It took me a long time to struggle free from the destructive forces that were at play in my early twenties to fully participate in the Gnostic school. I signed up to the courses online but it took me a few tries to complete them, getting ‘lost’ half way, but always feeling my conscience nagging me to go back and to go further. It was the very techniques I was learning in TGM that helped me overcome these destructive forces. Eventually I moved to be close to the first in-person study group that had opened in the UK. I started to attend weekly classes in a library. I was full of anticipation meeting other Gnostic students and teachers for the first time.
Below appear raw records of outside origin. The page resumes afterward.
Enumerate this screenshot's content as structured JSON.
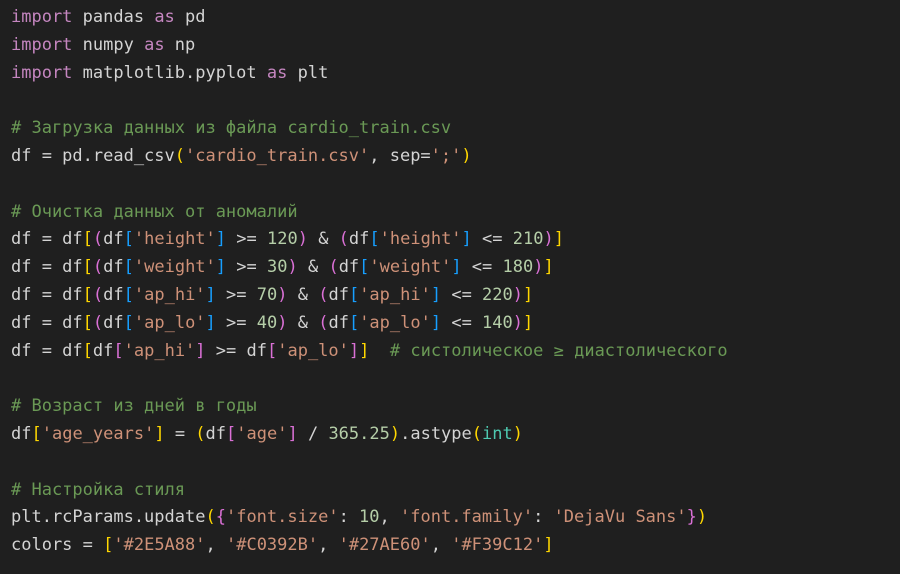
{
  "code": {
    "language": "python",
    "lines": [
      [
        {
          "t": "import",
          "c": "kw"
        },
        {
          "t": " pandas ",
          "c": "id"
        },
        {
          "t": "as",
          "c": "kw"
        },
        {
          "t": " pd",
          "c": "id"
        }
      ],
      [
        {
          "t": "import",
          "c": "kw"
        },
        {
          "t": " numpy ",
          "c": "id"
        },
        {
          "t": "as",
          "c": "kw"
        },
        {
          "t": " np",
          "c": "id"
        }
      ],
      [
        {
          "t": "import",
          "c": "kw"
        },
        {
          "t": " matplotlib.pyplot ",
          "c": "id"
        },
        {
          "t": "as",
          "c": "kw"
        },
        {
          "t": " plt",
          "c": "id"
        }
      ],
      [],
      [
        {
          "t": "# Загрузка данных из файла cardio_train.csv",
          "c": "cm"
        }
      ],
      [
        {
          "t": "df = pd.read_csv",
          "c": "id"
        },
        {
          "t": "(",
          "c": "b1"
        },
        {
          "t": "'cardio_train.csv'",
          "c": "str"
        },
        {
          "t": ", sep=",
          "c": "id"
        },
        {
          "t": "';'",
          "c": "str"
        },
        {
          "t": ")",
          "c": "b1"
        }
      ],
      [],
      [
        {
          "t": "# Очистка данных от аномалий",
          "c": "cm"
        }
      ],
      [
        {
          "t": "df = df",
          "c": "id"
        },
        {
          "t": "[",
          "c": "b1"
        },
        {
          "t": "(",
          "c": "b2"
        },
        {
          "t": "df",
          "c": "id"
        },
        {
          "t": "[",
          "c": "b3"
        },
        {
          "t": "'height'",
          "c": "str"
        },
        {
          "t": "]",
          "c": "b3"
        },
        {
          "t": " >= ",
          "c": "op"
        },
        {
          "t": "120",
          "c": "num"
        },
        {
          "t": ")",
          "c": "b2"
        },
        {
          "t": " & ",
          "c": "op"
        },
        {
          "t": "(",
          "c": "b2"
        },
        {
          "t": "df",
          "c": "id"
        },
        {
          "t": "[",
          "c": "b3"
        },
        {
          "t": "'height'",
          "c": "str"
        },
        {
          "t": "]",
          "c": "b3"
        },
        {
          "t": " <= ",
          "c": "op"
        },
        {
          "t": "210",
          "c": "num"
        },
        {
          "t": ")",
          "c": "b2"
        },
        {
          "t": "]",
          "c": "b1"
        }
      ],
      [
        {
          "t": "df = df",
          "c": "id"
        },
        {
          "t": "[",
          "c": "b1"
        },
        {
          "t": "(",
          "c": "b2"
        },
        {
          "t": "df",
          "c": "id"
        },
        {
          "t": "[",
          "c": "b3"
        },
        {
          "t": "'weight'",
          "c": "str"
        },
        {
          "t": "]",
          "c": "b3"
        },
        {
          "t": " >= ",
          "c": "op"
        },
        {
          "t": "30",
          "c": "num"
        },
        {
          "t": ")",
          "c": "b2"
        },
        {
          "t": " & ",
          "c": "op"
        },
        {
          "t": "(",
          "c": "b2"
        },
        {
          "t": "df",
          "c": "id"
        },
        {
          "t": "[",
          "c": "b3"
        },
        {
          "t": "'weight'",
          "c": "str"
        },
        {
          "t": "]",
          "c": "b3"
        },
        {
          "t": " <= ",
          "c": "op"
        },
        {
          "t": "180",
          "c": "num"
        },
        {
          "t": ")",
          "c": "b2"
        },
        {
          "t": "]",
          "c": "b1"
        }
      ],
      [
        {
          "t": "df = df",
          "c": "id"
        },
        {
          "t": "[",
          "c": "b1"
        },
        {
          "t": "(",
          "c": "b2"
        },
        {
          "t": "df",
          "c": "id"
        },
        {
          "t": "[",
          "c": "b3"
        },
        {
          "t": "'ap_hi'",
          "c": "str"
        },
        {
          "t": "]",
          "c": "b3"
        },
        {
          "t": " >= ",
          "c": "op"
        },
        {
          "t": "70",
          "c": "num"
        },
        {
          "t": ")",
          "c": "b2"
        },
        {
          "t": " & ",
          "c": "op"
        },
        {
          "t": "(",
          "c": "b2"
        },
        {
          "t": "df",
          "c": "id"
        },
        {
          "t": "[",
          "c": "b3"
        },
        {
          "t": "'ap_hi'",
          "c": "str"
        },
        {
          "t": "]",
          "c": "b3"
        },
        {
          "t": " <= ",
          "c": "op"
        },
        {
          "t": "220",
          "c": "num"
        },
        {
          "t": ")",
          "c": "b2"
        },
        {
          "t": "]",
          "c": "b1"
        }
      ],
      [
        {
          "t": "df = df",
          "c": "id"
        },
        {
          "t": "[",
          "c": "b1"
        },
        {
          "t": "(",
          "c": "b2"
        },
        {
          "t": "df",
          "c": "id"
        },
        {
          "t": "[",
          "c": "b3"
        },
        {
          "t": "'ap_lo'",
          "c": "str"
        },
        {
          "t": "]",
          "c": "b3"
        },
        {
          "t": " >= ",
          "c": "op"
        },
        {
          "t": "40",
          "c": "num"
        },
        {
          "t": ")",
          "c": "b2"
        },
        {
          "t": " & ",
          "c": "op"
        },
        {
          "t": "(",
          "c": "b2"
        },
        {
          "t": "df",
          "c": "id"
        },
        {
          "t": "[",
          "c": "b3"
        },
        {
          "t": "'ap_lo'",
          "c": "str"
        },
        {
          "t": "]",
          "c": "b3"
        },
        {
          "t": " <= ",
          "c": "op"
        },
        {
          "t": "140",
          "c": "num"
        },
        {
          "t": ")",
          "c": "b2"
        },
        {
          "t": "]",
          "c": "b1"
        }
      ],
      [
        {
          "t": "df = df",
          "c": "id"
        },
        {
          "t": "[",
          "c": "b1"
        },
        {
          "t": "df",
          "c": "id"
        },
        {
          "t": "[",
          "c": "b2"
        },
        {
          "t": "'ap_hi'",
          "c": "str"
        },
        {
          "t": "]",
          "c": "b2"
        },
        {
          "t": " >= ",
          "c": "op"
        },
        {
          "t": "df",
          "c": "id"
        },
        {
          "t": "[",
          "c": "b2"
        },
        {
          "t": "'ap_lo'",
          "c": "str"
        },
        {
          "t": "]",
          "c": "b2"
        },
        {
          "t": "]",
          "c": "b1"
        },
        {
          "t": "  ",
          "c": "id"
        },
        {
          "t": "# систолическое ≥ диастолического",
          "c": "cm"
        }
      ],
      [],
      [
        {
          "t": "# Возраст из дней в годы",
          "c": "cm"
        }
      ],
      [
        {
          "t": "df",
          "c": "id"
        },
        {
          "t": "[",
          "c": "b1"
        },
        {
          "t": "'age_years'",
          "c": "str"
        },
        {
          "t": "]",
          "c": "b1"
        },
        {
          "t": " = ",
          "c": "op"
        },
        {
          "t": "(",
          "c": "b1"
        },
        {
          "t": "df",
          "c": "id"
        },
        {
          "t": "[",
          "c": "b2"
        },
        {
          "t": "'age'",
          "c": "str"
        },
        {
          "t": "]",
          "c": "b2"
        },
        {
          "t": " / ",
          "c": "op"
        },
        {
          "t": "365.25",
          "c": "num"
        },
        {
          "t": ")",
          "c": "b1"
        },
        {
          "t": ".astype",
          "c": "id"
        },
        {
          "t": "(",
          "c": "b1"
        },
        {
          "t": "int",
          "c": "bi"
        },
        {
          "t": ")",
          "c": "b1"
        }
      ],
      [],
      [
        {
          "t": "# Настройка стиля",
          "c": "cm"
        }
      ],
      [
        {
          "t": "plt.rcParams.update",
          "c": "id"
        },
        {
          "t": "(",
          "c": "b1"
        },
        {
          "t": "{",
          "c": "b2"
        },
        {
          "t": "'font.size'",
          "c": "str"
        },
        {
          "t": ": ",
          "c": "op"
        },
        {
          "t": "10",
          "c": "num"
        },
        {
          "t": ", ",
          "c": "op"
        },
        {
          "t": "'font.family'",
          "c": "str"
        },
        {
          "t": ": ",
          "c": "op"
        },
        {
          "t": "'DejaVu Sans'",
          "c": "str"
        },
        {
          "t": "}",
          "c": "b2"
        },
        {
          "t": ")",
          "c": "b1"
        }
      ],
      [
        {
          "t": "colors = ",
          "c": "id"
        },
        {
          "t": "[",
          "c": "b1"
        },
        {
          "t": "'#2E5A88'",
          "c": "str"
        },
        {
          "t": ", ",
          "c": "op"
        },
        {
          "t": "'#C0392B'",
          "c": "str"
        },
        {
          "t": ", ",
          "c": "op"
        },
        {
          "t": "'#27AE60'",
          "c": "str"
        },
        {
          "t": ", ",
          "c": "op"
        },
        {
          "t": "'#F39C12'",
          "c": "str"
        },
        {
          "t": "]",
          "c": "b1"
        }
      ]
    ]
  }
}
The teachers left a good impression on me, but in general the group was in the first stages of setting up. I heard stories about the centres in Australia and how lively and full of activity they were – I felt like I had to go there to take the next step in my inner work.
By the time I had got to Australia I had completed the Gnostic Wisdom course, which really explained the crux of the Gnostic work and what it entails from a person to make happen. It became clearer to me that this school had something unique. The teachings felt alive, powerful and yet gentle (as in they were never forced upon me and I never felt I needed to believe or obey anything). That the Movement didn’t charge for any of its teachings inherently felt right to me – I had been quite sickened by the way spirituality is often merged with commerce. The emphasis on personal esoteric experience and internal understanding over blind dogma and devotion also rung a chord with me.
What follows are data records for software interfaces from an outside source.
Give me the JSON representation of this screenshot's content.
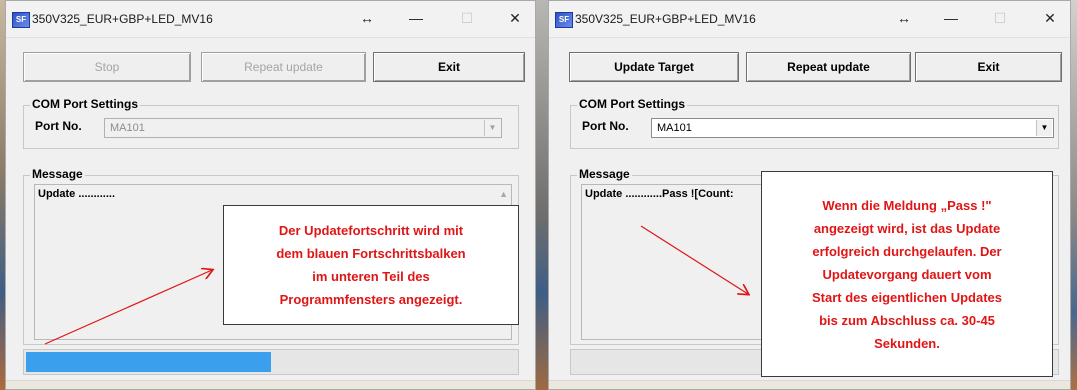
{
  "left_window": {
    "title": "350V325_EUR+GBP+LED_MV16",
    "buttons": {
      "stop": "Stop",
      "repeat": "Repeat update",
      "exit": "Exit"
    },
    "com": {
      "group_label": "COM Port Settings",
      "port_label": "Port No.",
      "port_value": "MA101"
    },
    "message": {
      "group_label": "Message",
      "text": "Update ............"
    },
    "progress": 0.5,
    "annotation": [
      "Der Updatefortschritt wird mit",
      "dem blauen Fortschrittsbalken",
      "im unteren Teil des",
      "Programmfensters angezeigt."
    ]
  },
  "right_window": {
    "title": "350V325_EUR+GBP+LED_MV16",
    "buttons": {
      "update": "Update Target",
      "repeat": "Repeat update",
      "exit": "Exit"
    },
    "com": {
      "group_label": "COM Port Settings",
      "port_label": "Port No.",
      "port_value": "MA101"
    },
    "message": {
      "group_label": "Message",
      "text": "Update ............Pass ![Count:"
    },
    "progress": 0,
    "annotation": [
      "Wenn die Meldung „Pass !\"",
      "angezeigt wird, ist das Update",
      "erfolgreich durchgelaufen. Der",
      "Updatevorgang dauert vom",
      "Start des eigentlichen Updates",
      "bis zum Abschluss ca. 30-45",
      "Sekunden."
    ]
  },
  "titlebar_icons": [
    "app-icon",
    "move-icon",
    "minimize-icon",
    "maximize-icon",
    "close-icon"
  ],
  "colors": {
    "annotation_text": "#e01515",
    "progress_fill": "#3aa0ee"
  }
}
In the centres and retreats I attended in Australia I met a whole community of people I felt a huge affinity with and who were tangible examples of the way the inner Gnostic work can shape people into better human beings. The goodwill between everyone was apparent. The energies and atmospheres created from group meditations and the combined effect of many individuals striving for spiritual change were something new for me – I had never felt this in a group of people before, and had always longed for this interaction based on higher things. The practices I was taught helped me get in contact with new spiritual feelings and realities. I felt like what was asked of me to progress in the organisation was exactly what I genuinely wanted to cultivate within myself – honesty, love, generosity, compassion and a strong will to put towards helping humanity. All this combined to help me know for certain I had found a group I wholeheartedly trusted with my spiritual education and to shape my life. I am still incredibly grateful I found it and can’t imagine the sense of lack I would feel without it.
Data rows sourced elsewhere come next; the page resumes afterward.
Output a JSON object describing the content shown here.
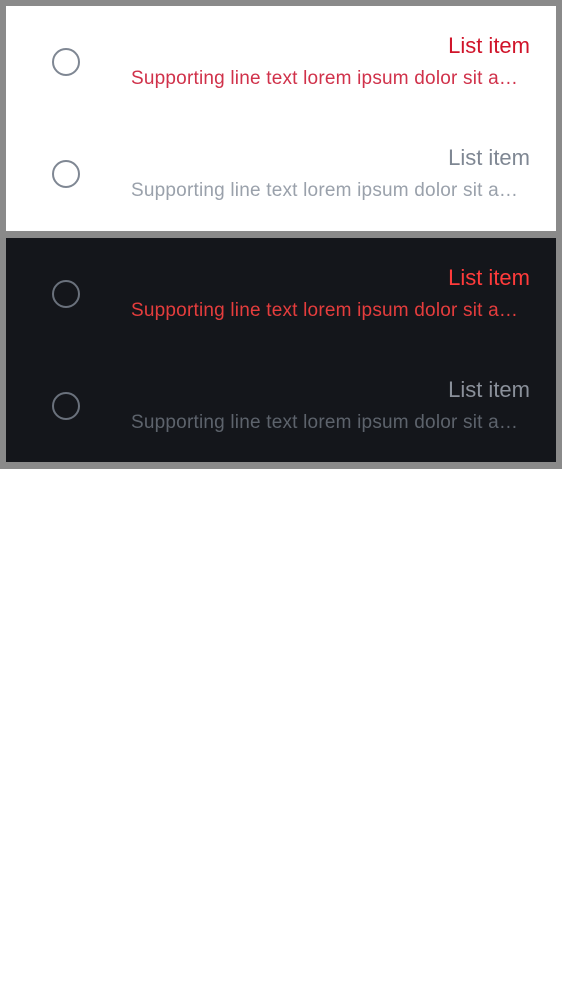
{
  "light_panel": {
    "items": [
      {
        "headline": "List item",
        "supporting": "Supporting line text lorem ipsum dolor sit amet, consectetur.",
        "icon": "radio-unchecked-icon",
        "state": "error"
      },
      {
        "headline": "List item",
        "supporting": "Supporting line text lorem ipsum dolor sit amet, consectetur.",
        "icon": "radio-unchecked-icon",
        "state": "disabled"
      }
    ]
  },
  "dark_panel": {
    "items": [
      {
        "headline": "List item",
        "supporting": "Supporting line text lorem ipsum dolor sit amet, consectetur.",
        "icon": "radio-unchecked-icon",
        "state": "error"
      },
      {
        "headline": "List item",
        "supporting": "Supporting line text lorem ipsum dolor sit amet, consectetur.",
        "icon": "radio-unchecked-icon",
        "state": "disabled"
      }
    ]
  },
  "colors": {
    "frame": "#8a8a8a",
    "light_bg": "#ffffff",
    "dark_bg": "#14161b",
    "error_light": "#d0142a",
    "error_dark": "#ff3b3b",
    "disabled": "#7f8793"
  }
}
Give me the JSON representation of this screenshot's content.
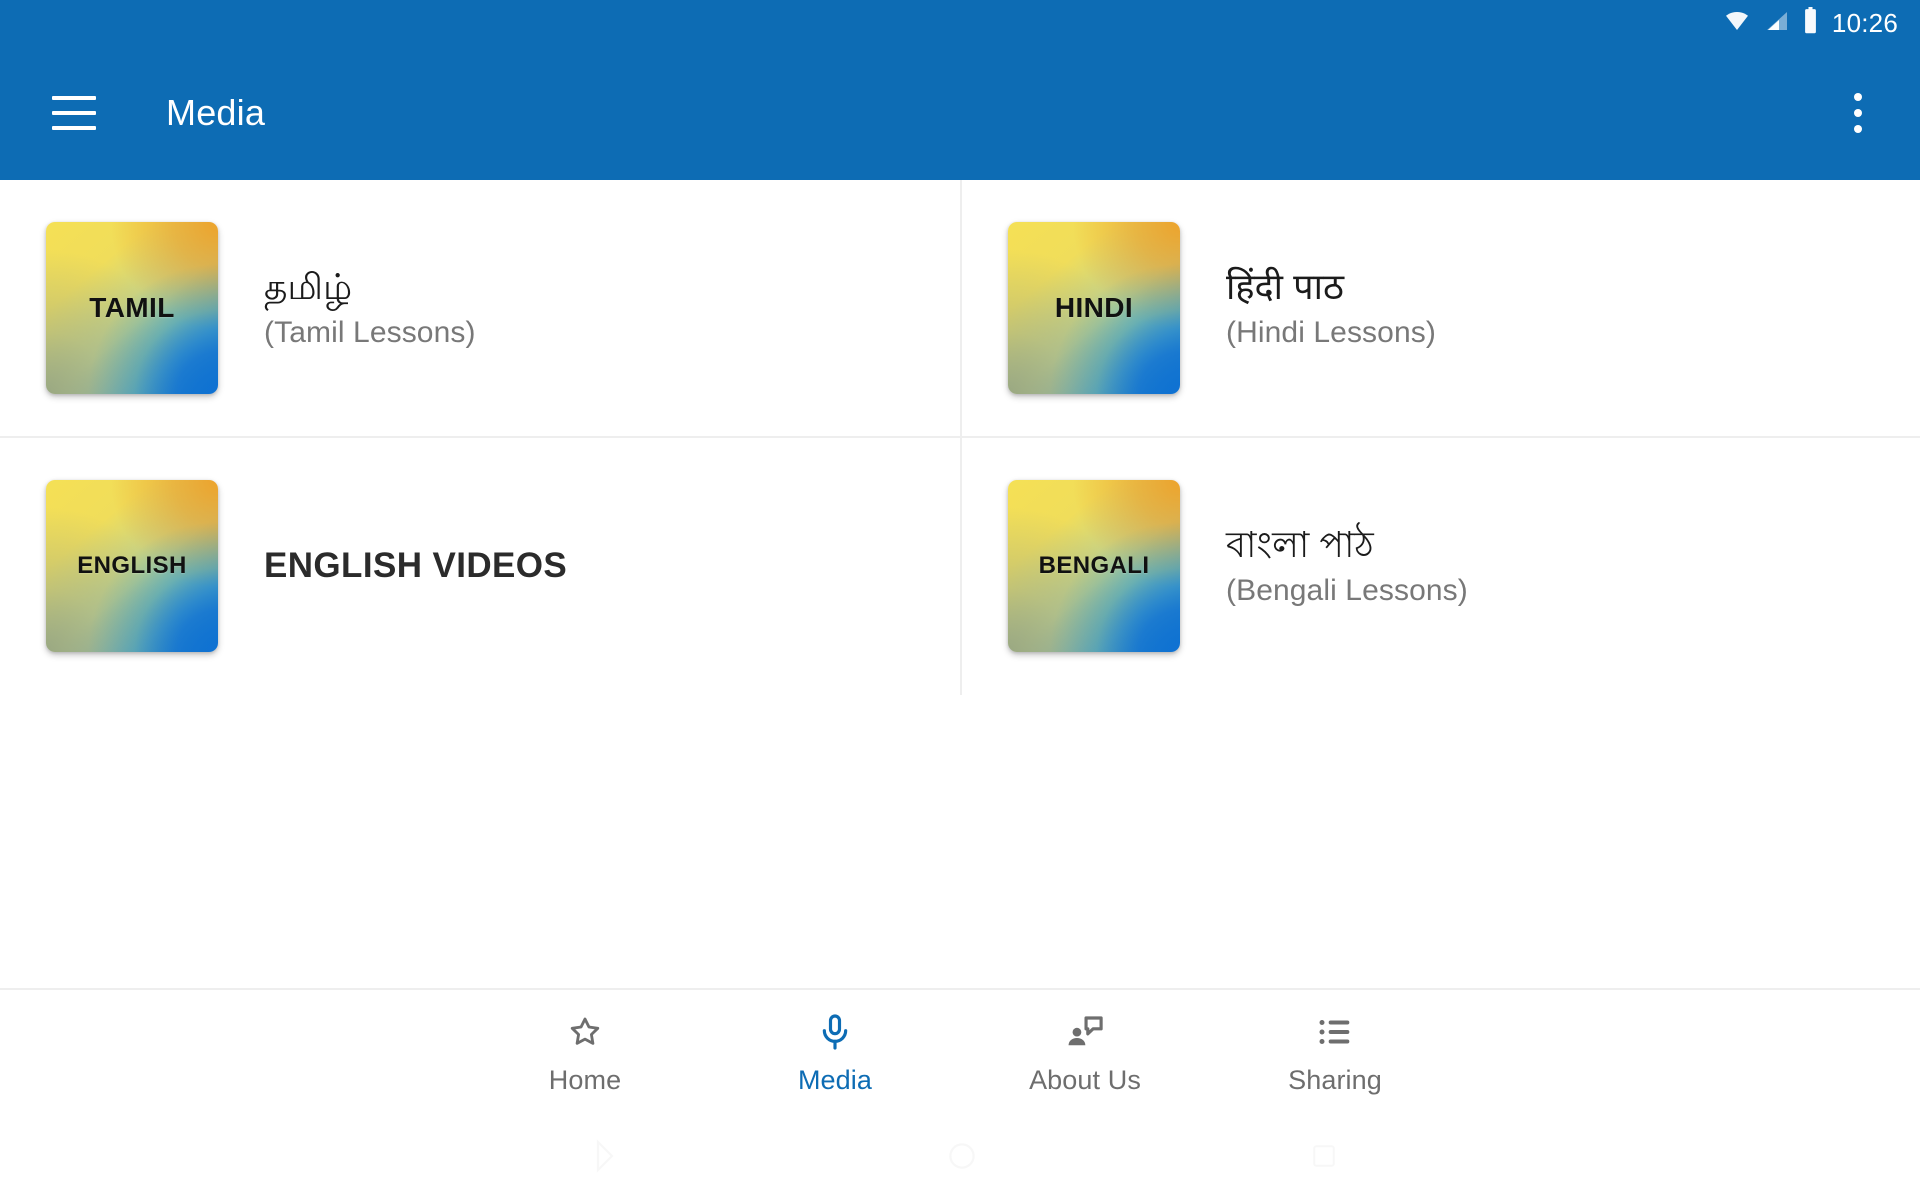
{
  "status_bar": {
    "time": "10:26",
    "icons": [
      "wifi-icon",
      "cellular-signal-icon",
      "battery-icon"
    ],
    "background_color": "#0d6cb4"
  },
  "toolbar": {
    "title": "Media",
    "menu_icon": "hamburger-menu-icon",
    "overflow_icon": "overflow-menu-icon",
    "background_color": "#0d6cb4",
    "text_color": "#ffffff"
  },
  "grid": {
    "items": [
      {
        "tile_label": "TAMIL",
        "title": "தமிழ்",
        "subtitle": "(Tamil Lessons)",
        "caps": false
      },
      {
        "tile_label": "HINDI",
        "title": "हिंदी पाठ",
        "subtitle": "(Hindi Lessons)",
        "caps": false
      },
      {
        "tile_label": "ENGLISH",
        "title": "ENGLISH VIDEOS",
        "subtitle": "",
        "caps": true
      },
      {
        "tile_label": "BENGALI",
        "title": "বাংলা পাঠ",
        "subtitle": "(Bengali Lessons)",
        "caps": false
      }
    ],
    "tile_gradient_colors": [
      "#f5e055",
      "#eda32c",
      "#9aa882",
      "#1272c8"
    ],
    "divider_color": "#eeeeee"
  },
  "bottom_nav": {
    "active_color": "#0d6cb4",
    "inactive_color": "#6e6e6e",
    "items": [
      {
        "label": "Home",
        "icon": "star-outline-icon",
        "active": false
      },
      {
        "label": "Media",
        "icon": "microphone-icon",
        "active": true
      },
      {
        "label": "About Us",
        "icon": "person-speech-bubble-icon",
        "active": false
      },
      {
        "label": "Sharing",
        "icon": "bulleted-list-icon",
        "active": false
      }
    ]
  },
  "system_nav": {
    "buttons": [
      "back-triangle-icon",
      "home-circle-icon",
      "recents-square-icon"
    ]
  }
}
When I returned to the UK I joined the (now much more active) centre in London and when that closed down to relocate to Edinburgh, I relocated with it. During this time I started to learn more about the inner workings of the Movement and had reached the point of wanting to train to become a teacher. I started to become more involved with the running of the Edinburgh centre, helping to organise activities, willingly donating funds and giving more of my time to help spread the teachings. All of this came from my own impetus. My understanding of Mark Pritchard/Belzebuub as a spiritual teacher also developed quietly, gradually and naturally. As I read more of his work, heard him speak and listened to other people’s accounts of him and mostly, grew in appreciation for what the Gnostic Movement was, I naturally became more and more inquisitive about the head of the organisation. His guidance was always a massive source of inspiration and strength for myself and everyone who understood the worth of his teachings. The more I looked and inquired, the more I realised that the Gnostic Movement was a vehicle for a very divine teaching, and teacher.
It was just as I was beginning to imagine that I could reach the level needed to become a trainee and teacher that the Movement closed. I understand better now why that happened. I am regretful I didn’t make more out of the time it was around.
My experience with The Gnostic Movement was nothing short of life changing and immensely positive. It was a unique time in my life, which provided me with a very nourishing and nurturing environment to explore spirituality. Though it has gone, the teachings of Belzebuub continue to flourish and continue to guide and inspire – this was always the core of the Gnostic Movement.